Xcel Energy Gallery
In her latest series, Civility is for the Birds, local artist Mackenzie Kouba uses satire in richly layered, colorful compositions to illustrate some of today’s most relevant societal concerns. Kouba’s work is realized with a variety of materials – from oil paint on canvas to collage and assemblage. Reflecting on this recent and ongoing body of work, the artist states, “In the world in which we live, polarizing opinions have drowned out fact and logic from our dialogue. Civility is for the Birds reflects on our interactions in society and its parallels in nature and history. Through bright colors and whimsical imagery, these works are meant not to provide an answer to difficult questions; instead, they inspire the viewer to ask questions about the decisions we make and the positions we take, as individuals and as a society.”
Kouba received her BFA from NDSU in 2011. Her work has been exhibited in solo exhibitions at Upfront Gallery, Gallery14/DK Custom Framing, The Art Connection, and Rourke Museum. Kouba is a dedicated public arts advocate and co-operator of the collective art space Robert St. Studio in downtown Fargo.
This is Not a Still Life explores the multiple dimensions of Moorhead (MN)-based artist Mike Marth’s artwork and its remarkable evolution. Exhibiting a mastery of materials, Marth’s work is often formal in nature, emphasizing its inherent qualities of form, style, symbolism, and texture.View Exhibition
Flatlander: Belonging to The Land is a series by artist John Hitchcock that views and comments on the Great Plains as the epicenter for Plains tribal culture. In the series, Hitchcock utilizes drawing and printmaking processes to convey and layer thoughts about removal, displacement, and belonging.View Exhibition
Protectors, a screenprint installation by artist John Hitchcock, uses multiple screenprinted images of bison skulls mounted on a background of Naugahyde pelts. The pelt forms suggest landmasses, and each element connects to the environment through form, placement, and symbol.View Exhibition
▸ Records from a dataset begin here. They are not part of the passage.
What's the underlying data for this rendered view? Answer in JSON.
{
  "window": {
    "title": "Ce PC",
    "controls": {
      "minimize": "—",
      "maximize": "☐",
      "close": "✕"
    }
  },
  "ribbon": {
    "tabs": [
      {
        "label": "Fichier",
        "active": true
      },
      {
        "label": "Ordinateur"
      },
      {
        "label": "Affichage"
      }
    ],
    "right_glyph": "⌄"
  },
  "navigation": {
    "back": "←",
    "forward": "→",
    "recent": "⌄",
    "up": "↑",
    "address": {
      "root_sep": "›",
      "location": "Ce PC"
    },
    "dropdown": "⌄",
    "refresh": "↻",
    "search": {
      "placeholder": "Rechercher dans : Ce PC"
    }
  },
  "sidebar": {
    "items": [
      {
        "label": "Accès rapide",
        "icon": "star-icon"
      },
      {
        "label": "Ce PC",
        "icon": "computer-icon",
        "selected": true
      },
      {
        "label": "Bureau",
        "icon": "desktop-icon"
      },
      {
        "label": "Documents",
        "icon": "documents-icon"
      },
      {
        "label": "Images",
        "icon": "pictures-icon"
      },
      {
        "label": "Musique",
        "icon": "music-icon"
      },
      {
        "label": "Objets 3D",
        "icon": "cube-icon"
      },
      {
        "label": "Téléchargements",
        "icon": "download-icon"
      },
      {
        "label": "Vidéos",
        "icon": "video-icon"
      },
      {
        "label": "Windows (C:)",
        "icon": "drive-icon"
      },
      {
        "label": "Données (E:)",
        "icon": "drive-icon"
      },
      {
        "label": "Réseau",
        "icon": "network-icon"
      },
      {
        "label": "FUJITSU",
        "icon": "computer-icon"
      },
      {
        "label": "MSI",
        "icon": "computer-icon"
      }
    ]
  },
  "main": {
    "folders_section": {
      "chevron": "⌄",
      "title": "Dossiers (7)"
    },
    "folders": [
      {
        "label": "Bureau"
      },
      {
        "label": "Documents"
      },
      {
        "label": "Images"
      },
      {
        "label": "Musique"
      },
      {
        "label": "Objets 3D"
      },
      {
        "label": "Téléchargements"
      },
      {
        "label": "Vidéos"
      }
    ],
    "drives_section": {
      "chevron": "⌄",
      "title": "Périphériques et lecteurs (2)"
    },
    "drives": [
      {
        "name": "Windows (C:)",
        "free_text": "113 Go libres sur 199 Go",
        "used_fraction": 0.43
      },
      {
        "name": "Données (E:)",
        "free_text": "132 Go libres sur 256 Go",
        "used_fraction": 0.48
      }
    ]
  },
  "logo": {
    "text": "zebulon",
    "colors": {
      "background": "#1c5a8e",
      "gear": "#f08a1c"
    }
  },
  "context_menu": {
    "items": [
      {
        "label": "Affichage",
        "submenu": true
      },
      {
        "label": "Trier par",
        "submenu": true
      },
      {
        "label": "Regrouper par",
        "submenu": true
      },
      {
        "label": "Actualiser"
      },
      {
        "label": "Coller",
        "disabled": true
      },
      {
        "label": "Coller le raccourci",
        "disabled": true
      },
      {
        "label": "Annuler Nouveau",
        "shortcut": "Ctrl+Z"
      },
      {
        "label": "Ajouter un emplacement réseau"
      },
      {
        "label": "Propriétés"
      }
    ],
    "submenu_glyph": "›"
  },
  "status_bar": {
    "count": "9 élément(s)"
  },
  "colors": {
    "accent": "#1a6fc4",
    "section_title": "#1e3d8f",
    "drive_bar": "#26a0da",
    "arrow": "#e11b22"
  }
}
Curated by Dr. Craig Howe from the Center for American Indian Research and Native Studies (CAIRNS) in Martin, South Dakota, Lakota Emergence focuses entirely on the Lakota emergence narrative as recorded in “How the Lakota Came Upon the World,” published in 1917. The place of Lakota emergence is centered at Wind Cave in what is now known as the Black Hills in South Dakota.View Exhibition
If one looks closely and listens carefully, works of art can ask important questions that elicit understanding of our world. For example, what societal factors influence how an artist depicts another person?View Exhibition